• _Task description_:
Only lines with the string "location" are wanted. Pull them out of the data.

————————

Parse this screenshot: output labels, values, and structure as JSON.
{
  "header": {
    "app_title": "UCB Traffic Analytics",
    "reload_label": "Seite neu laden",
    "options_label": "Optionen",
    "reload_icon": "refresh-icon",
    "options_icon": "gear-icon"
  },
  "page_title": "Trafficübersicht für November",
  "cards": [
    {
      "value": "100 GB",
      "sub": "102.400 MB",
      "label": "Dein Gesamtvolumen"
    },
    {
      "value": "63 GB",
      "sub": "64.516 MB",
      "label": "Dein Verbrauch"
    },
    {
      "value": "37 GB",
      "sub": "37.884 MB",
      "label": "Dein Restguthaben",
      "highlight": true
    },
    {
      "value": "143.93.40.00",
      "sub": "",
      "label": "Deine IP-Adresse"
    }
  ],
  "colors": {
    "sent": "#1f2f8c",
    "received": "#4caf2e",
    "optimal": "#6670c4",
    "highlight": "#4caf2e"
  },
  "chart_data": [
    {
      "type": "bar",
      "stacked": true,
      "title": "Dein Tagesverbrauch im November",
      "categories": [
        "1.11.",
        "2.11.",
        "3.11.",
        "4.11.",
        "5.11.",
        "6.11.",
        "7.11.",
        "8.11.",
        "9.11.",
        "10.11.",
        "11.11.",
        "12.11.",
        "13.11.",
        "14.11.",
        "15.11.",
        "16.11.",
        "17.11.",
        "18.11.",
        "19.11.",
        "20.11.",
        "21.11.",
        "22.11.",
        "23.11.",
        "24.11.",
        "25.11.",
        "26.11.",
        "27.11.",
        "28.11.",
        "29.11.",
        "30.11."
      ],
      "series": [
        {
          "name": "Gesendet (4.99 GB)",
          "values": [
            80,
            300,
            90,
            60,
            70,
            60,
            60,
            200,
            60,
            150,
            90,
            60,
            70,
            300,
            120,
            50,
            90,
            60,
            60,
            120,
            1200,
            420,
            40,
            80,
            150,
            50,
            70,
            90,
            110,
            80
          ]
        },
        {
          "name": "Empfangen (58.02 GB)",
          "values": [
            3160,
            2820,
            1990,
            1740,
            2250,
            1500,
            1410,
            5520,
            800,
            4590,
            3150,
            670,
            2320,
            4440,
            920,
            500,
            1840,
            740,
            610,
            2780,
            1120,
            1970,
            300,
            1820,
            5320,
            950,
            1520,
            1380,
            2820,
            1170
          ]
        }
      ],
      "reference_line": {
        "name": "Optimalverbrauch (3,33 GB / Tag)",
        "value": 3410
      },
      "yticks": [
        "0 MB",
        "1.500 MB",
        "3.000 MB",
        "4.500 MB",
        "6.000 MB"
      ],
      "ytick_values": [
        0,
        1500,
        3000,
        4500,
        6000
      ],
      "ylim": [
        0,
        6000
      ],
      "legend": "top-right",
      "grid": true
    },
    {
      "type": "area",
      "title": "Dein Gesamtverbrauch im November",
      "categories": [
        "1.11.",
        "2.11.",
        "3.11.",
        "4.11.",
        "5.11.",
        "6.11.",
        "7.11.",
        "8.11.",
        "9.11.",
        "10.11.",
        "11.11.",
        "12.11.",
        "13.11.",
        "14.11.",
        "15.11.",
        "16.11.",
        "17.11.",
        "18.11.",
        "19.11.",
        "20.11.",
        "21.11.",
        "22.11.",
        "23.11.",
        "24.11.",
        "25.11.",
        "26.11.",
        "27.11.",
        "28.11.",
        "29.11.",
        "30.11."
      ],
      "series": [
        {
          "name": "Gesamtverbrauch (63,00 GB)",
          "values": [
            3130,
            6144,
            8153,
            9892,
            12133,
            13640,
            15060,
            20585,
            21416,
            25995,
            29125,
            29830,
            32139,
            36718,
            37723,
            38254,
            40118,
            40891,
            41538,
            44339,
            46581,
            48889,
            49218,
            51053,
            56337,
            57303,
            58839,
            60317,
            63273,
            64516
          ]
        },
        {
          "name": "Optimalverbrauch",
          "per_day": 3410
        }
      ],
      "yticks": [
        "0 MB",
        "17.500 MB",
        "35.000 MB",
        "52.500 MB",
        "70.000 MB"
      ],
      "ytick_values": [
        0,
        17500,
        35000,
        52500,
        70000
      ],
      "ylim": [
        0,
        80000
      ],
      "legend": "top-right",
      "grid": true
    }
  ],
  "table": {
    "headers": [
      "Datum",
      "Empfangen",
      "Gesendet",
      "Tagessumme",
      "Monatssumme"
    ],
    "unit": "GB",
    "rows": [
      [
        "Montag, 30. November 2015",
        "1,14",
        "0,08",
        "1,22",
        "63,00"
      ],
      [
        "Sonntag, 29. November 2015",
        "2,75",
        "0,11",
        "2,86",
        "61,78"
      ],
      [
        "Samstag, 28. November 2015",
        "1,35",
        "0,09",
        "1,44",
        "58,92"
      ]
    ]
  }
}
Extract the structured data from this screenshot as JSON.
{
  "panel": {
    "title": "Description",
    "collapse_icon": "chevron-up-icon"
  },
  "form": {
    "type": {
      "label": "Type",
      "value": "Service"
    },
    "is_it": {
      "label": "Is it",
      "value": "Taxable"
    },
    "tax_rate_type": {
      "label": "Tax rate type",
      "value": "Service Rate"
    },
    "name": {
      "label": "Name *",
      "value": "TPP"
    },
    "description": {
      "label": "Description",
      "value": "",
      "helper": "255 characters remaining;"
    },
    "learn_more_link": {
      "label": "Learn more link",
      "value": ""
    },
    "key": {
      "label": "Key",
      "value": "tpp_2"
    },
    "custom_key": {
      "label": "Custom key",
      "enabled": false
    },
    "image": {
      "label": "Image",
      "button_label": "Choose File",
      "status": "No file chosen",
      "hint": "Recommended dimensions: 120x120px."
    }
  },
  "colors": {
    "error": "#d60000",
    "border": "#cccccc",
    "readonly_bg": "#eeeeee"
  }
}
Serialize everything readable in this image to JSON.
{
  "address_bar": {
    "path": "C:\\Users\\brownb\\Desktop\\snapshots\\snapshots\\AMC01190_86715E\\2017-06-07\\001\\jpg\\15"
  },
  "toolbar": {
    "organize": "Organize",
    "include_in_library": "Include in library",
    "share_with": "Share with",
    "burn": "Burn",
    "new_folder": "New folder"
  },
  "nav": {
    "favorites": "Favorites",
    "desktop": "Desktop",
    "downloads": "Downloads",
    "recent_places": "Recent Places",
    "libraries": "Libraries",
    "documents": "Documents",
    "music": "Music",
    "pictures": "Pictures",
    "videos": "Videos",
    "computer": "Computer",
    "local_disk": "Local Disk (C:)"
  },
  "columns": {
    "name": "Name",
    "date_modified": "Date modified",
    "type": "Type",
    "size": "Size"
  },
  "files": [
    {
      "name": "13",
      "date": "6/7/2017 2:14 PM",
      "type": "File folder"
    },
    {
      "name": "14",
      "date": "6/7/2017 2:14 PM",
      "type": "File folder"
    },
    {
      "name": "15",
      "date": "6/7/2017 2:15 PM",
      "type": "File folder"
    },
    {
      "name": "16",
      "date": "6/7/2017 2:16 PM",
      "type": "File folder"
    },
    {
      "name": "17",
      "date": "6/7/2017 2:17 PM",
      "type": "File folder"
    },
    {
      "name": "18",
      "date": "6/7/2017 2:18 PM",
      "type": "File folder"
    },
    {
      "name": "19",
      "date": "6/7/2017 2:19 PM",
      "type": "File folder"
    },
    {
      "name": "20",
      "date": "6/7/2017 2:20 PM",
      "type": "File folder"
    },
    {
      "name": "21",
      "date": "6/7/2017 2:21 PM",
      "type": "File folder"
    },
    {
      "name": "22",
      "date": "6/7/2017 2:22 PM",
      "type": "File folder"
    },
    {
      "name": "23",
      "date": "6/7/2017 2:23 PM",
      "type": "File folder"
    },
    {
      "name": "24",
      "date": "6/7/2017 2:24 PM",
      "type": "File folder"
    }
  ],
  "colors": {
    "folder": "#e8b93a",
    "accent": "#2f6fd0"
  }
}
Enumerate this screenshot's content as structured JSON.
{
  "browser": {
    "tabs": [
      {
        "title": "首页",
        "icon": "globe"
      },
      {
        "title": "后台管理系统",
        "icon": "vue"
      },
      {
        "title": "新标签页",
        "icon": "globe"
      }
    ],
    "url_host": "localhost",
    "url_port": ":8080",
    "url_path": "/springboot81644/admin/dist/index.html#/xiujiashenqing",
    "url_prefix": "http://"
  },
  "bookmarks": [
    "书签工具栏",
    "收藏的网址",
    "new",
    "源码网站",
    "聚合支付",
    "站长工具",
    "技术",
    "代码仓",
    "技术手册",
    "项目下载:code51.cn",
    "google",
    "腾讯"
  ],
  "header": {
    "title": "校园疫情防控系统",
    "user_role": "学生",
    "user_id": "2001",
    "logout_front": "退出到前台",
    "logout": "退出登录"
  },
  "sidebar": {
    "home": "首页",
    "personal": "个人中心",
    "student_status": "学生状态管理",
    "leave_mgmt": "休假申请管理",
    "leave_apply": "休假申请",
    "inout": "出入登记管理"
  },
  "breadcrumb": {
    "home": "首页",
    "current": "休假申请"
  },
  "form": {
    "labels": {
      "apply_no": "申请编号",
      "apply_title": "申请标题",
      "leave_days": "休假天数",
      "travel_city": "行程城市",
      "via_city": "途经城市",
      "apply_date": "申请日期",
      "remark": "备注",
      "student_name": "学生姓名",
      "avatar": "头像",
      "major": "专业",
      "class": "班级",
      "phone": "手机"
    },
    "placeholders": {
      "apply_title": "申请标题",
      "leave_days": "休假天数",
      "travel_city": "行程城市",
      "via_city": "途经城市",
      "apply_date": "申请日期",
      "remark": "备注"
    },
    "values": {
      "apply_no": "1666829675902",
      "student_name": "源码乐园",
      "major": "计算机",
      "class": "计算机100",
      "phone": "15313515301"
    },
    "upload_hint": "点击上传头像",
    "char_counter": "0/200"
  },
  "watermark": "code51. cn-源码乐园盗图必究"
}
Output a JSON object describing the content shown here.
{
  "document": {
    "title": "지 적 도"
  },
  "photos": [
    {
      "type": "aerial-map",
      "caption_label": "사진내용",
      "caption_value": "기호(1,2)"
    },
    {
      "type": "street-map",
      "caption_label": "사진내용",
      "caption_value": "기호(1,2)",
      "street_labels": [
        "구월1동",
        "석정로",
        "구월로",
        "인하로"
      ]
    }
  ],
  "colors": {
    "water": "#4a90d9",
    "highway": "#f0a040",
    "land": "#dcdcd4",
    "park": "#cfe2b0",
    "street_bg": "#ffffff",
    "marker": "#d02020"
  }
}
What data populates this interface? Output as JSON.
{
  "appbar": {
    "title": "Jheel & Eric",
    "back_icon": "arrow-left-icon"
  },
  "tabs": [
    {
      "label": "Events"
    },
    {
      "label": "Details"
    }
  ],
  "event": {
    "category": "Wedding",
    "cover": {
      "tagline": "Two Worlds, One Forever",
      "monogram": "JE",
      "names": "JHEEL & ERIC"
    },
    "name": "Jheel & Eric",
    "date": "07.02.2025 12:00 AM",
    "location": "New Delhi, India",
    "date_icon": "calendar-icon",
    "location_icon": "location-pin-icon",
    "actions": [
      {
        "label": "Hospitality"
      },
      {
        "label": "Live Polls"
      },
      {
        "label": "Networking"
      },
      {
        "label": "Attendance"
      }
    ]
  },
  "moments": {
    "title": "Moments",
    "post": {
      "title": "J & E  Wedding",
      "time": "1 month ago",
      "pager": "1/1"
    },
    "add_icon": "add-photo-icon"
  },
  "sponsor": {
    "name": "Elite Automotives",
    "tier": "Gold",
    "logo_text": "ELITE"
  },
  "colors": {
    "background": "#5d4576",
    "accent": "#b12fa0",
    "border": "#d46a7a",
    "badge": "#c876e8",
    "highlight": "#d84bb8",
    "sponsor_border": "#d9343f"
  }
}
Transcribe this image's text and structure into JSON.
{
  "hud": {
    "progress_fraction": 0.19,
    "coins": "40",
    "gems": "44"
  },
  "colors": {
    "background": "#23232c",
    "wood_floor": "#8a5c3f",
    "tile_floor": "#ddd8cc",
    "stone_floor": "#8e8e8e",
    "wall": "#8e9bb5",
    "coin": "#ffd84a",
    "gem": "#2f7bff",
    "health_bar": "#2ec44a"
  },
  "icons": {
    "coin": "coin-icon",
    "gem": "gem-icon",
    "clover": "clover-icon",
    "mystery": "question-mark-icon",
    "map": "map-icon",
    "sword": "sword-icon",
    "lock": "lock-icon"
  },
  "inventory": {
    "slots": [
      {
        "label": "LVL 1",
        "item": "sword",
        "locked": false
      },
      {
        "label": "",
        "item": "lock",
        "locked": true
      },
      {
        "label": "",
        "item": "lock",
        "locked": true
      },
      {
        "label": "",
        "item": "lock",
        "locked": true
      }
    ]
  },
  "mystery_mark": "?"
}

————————

• _Worked solution_:
    "location": "New Delhi, India",
    "location_icon": "location-pin-icon",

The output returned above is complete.